→ Try it
The response should be an exact copy of every record.

→ Raw data
# # # # #
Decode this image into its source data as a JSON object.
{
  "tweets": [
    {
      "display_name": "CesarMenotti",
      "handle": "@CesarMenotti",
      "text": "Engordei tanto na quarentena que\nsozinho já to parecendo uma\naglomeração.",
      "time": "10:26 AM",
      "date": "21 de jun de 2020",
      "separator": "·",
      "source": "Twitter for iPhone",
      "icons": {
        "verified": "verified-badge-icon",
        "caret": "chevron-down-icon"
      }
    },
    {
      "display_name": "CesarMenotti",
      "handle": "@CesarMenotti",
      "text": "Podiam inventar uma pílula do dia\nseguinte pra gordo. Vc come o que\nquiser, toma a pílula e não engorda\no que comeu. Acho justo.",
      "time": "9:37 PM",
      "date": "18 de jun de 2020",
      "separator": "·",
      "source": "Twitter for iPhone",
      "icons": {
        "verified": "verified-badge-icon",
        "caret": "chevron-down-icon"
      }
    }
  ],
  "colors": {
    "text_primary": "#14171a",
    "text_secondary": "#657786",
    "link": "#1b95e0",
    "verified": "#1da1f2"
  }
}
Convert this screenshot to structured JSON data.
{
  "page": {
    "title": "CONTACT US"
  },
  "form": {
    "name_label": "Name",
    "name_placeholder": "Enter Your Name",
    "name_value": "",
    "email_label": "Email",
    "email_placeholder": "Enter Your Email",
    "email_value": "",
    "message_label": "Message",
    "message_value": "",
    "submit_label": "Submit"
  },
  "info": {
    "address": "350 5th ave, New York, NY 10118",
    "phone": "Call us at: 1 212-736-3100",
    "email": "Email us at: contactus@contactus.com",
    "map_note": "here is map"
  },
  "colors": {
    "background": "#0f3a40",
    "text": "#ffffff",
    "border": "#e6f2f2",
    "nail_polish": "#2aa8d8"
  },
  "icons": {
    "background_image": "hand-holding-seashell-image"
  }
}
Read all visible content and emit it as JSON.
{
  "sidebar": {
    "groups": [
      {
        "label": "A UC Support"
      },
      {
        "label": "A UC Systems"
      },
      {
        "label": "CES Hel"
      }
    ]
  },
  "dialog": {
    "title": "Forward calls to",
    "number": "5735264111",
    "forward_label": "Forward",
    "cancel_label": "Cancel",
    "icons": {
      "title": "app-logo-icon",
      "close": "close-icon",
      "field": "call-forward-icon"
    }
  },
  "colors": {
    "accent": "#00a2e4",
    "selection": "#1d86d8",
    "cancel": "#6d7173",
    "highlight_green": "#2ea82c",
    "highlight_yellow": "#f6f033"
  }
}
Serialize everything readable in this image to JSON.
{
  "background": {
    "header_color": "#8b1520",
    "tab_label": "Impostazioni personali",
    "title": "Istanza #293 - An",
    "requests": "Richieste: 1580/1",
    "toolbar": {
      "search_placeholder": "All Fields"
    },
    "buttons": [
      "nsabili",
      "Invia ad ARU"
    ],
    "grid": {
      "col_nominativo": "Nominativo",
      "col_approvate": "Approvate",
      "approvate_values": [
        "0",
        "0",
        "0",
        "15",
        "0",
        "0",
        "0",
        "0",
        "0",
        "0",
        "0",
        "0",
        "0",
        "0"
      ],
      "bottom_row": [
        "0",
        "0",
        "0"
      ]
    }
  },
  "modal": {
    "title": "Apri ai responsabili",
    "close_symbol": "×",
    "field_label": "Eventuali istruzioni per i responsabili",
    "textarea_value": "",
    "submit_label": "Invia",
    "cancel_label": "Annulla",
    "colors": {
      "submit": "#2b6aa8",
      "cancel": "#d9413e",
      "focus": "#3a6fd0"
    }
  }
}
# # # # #
→ Solved problem
Decode this image into its source data as a JSON object.
{
  "tweets": [
    {
      "display_name": "CesarMenotti",
      "handle": "@CesarMenotti",
      "text": "Engordei tanto na quarentena que\nsozinho já to parecendo uma\naglomeração.",
      "time": "10:26 AM",
      "date": "21 de jun de 2020",
      "separator": "·",
      "source": "Twitter for iPhone",
      "icons": {
        "verified": "verified-badge-icon",
        "caret": "chevron-down-icon"
      }
    },
    {
      "display_name": "CesarMenotti",
      "handle": "@CesarMenotti",
      "text": "Podiam inventar uma pílula do dia\nseguinte pra gordo. Vc come o que\nquiser, toma a pílula e não engorda\no que comeu. Acho justo.",
      "time": "9:37 PM",
      "date": "18 de jun de 2020",
      "separator": "·",
      "source": "Twitter for iPhone",
      "icons": {
        "verified": "verified-badge-icon",
        "caret": "chevron-down-icon"
      }
    }
  ],
  "colors": {
    "text_primary": "#14171a",
    "text_secondary": "#657786",
    "link": "#1b95e0",
    "verified": "#1da1f2"
  }
}
Convert this screenshot to structured JSON data.
{
  "page": {
    "title": "CONTACT US"
  },
  "form": {
    "name_label": "Name",
    "name_placeholder": "Enter Your Name",
    "name_value": "",
    "email_label": "Email",
    "email_placeholder": "Enter Your Email",
    "email_value": "",
    "message_label": "Message",
    "message_value": "",
    "submit_label": "Submit"
  },
  "info": {
    "address": "350 5th ave, New York, NY 10118",
    "phone": "Call us at: 1 212-736-3100",
    "email": "Email us at: contactus@contactus.com",
    "map_note": "here is map"
  },
  "colors": {
    "background": "#0f3a40",
    "text": "#ffffff",
    "border": "#e6f2f2",
    "nail_polish": "#2aa8d8"
  },
  "icons": {
    "background_image": "hand-holding-seashell-image"
  }
}
Read all visible content and emit it as JSON.
{
  "sidebar": {
    "groups": [
      {
        "label": "A UC Support"
      },
      {
        "label": "A UC Systems"
      },
      {
        "label": "CES Hel"
      }
    ]
  },
  "dialog": {
    "title": "Forward calls to",
    "number": "5735264111",
    "forward_label": "Forward",
    "cancel_label": "Cancel",
    "icons": {
      "title": "app-logo-icon",
      "close": "close-icon",
      "field": "call-forward-icon"
    }
  },
  "colors": {
    "accent": "#00a2e4",
    "selection": "#1d86d8",
    "cancel": "#6d7173",
    "highlight_green": "#2ea82c",
    "highlight_yellow": "#f6f033"
  }
}
Serialize everything readable in this image to JSON.
{
  "background": {
    "header_color": "#8b1520",
    "tab_label": "Impostazioni personali",
    "title": "Istanza #293 - An",
    "requests": "Richieste: 1580/1",
    "toolbar": {
      "search_placeholder": "All Fields"
    },
    "buttons": [
      "nsabili",
      "Invia ad ARU"
    ],
    "grid": {
      "col_nominativo": "Nominativo",
      "col_approvate": "Approvate",
      "approvate_values": [
        "0",
        "0",
        "0",
        "15",
        "0",
        "0",
        "0",
        "0",
        "0",
        "0",
        "0",
        "0",
        "0",
        "0"
      ],
      "bottom_row": [
        "0",
        "0",
        "0"
      ]
    }
  },
  "modal": {
    "title": "Apri ai responsabili",
    "close_symbol": "×",
    "field_label": "Eventuali istruzioni per i responsabili",
    "textarea_value": "",
    "submit_label": "Invia",
    "cancel_label": "Annulla",
    "colors": {
      "submit": "#2b6aa8",
      "cancel": "#d9413e",
      "focus": "#3a6fd0"
    }
  }
}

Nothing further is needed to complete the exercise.